Digging a trench through the rainforest has its rewards: A northern leaf-tailed gecko (Saltuarius cornutus) fell out of the canopy close by, hotly pursued by a spotted catbird. The catbird was quite persistent in its effort to get to its prey, and human intervention was not what it had expected.
We wouldn’t have thought a catbird might be preying upon a gecko almost its own size.
This gecko’s tail is not the original one (it is smoother, not as spiky) : they can regrow a new tail after injury or deliberate discarding ( in order to distract a predator, while making a get-away – the discarded tail even wriggles around for a while).
Now that it is getting warmer, reptiles are more active.
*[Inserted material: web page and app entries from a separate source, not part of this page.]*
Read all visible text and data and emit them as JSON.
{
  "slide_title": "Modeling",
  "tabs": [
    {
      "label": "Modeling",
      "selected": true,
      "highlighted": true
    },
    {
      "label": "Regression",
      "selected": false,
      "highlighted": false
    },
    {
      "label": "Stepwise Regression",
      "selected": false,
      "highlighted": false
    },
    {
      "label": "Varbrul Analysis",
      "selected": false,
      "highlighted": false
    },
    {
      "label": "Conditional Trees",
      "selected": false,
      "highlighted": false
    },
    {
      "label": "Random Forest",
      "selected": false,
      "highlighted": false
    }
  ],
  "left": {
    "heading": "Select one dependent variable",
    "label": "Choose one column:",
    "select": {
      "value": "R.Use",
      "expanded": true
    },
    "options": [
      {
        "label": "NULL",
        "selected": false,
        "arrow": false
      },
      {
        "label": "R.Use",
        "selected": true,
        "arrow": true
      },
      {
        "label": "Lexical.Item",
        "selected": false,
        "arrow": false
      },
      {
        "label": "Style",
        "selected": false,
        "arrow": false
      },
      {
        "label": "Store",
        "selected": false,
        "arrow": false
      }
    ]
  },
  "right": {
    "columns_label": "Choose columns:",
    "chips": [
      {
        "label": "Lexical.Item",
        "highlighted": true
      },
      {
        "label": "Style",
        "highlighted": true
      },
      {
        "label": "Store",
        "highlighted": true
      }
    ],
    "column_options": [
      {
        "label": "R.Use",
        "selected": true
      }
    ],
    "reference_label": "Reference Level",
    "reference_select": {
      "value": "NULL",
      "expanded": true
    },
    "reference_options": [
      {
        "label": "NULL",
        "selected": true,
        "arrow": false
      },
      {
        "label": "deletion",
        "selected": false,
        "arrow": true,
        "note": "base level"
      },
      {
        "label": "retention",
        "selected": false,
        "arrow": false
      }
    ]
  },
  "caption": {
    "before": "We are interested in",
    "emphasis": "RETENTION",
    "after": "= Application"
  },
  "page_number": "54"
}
Our resident spotted tree monitor (Varanus scalaris) is clambering up and down its favourite post on the cabin every day, and we are encountering more snakes.
A female water dragon (Physignathus lesueurii) was observed laying eggs in a small sandy hill very close to a creek and only about 1 metre above the waterline. The last 2 years we watched a water dragon digging her nest about 20 metres from the creek, and several metres higher. Could this mean that there won’t be any flooding rains in the foreseeable future? The eggs take about 2 months to develop.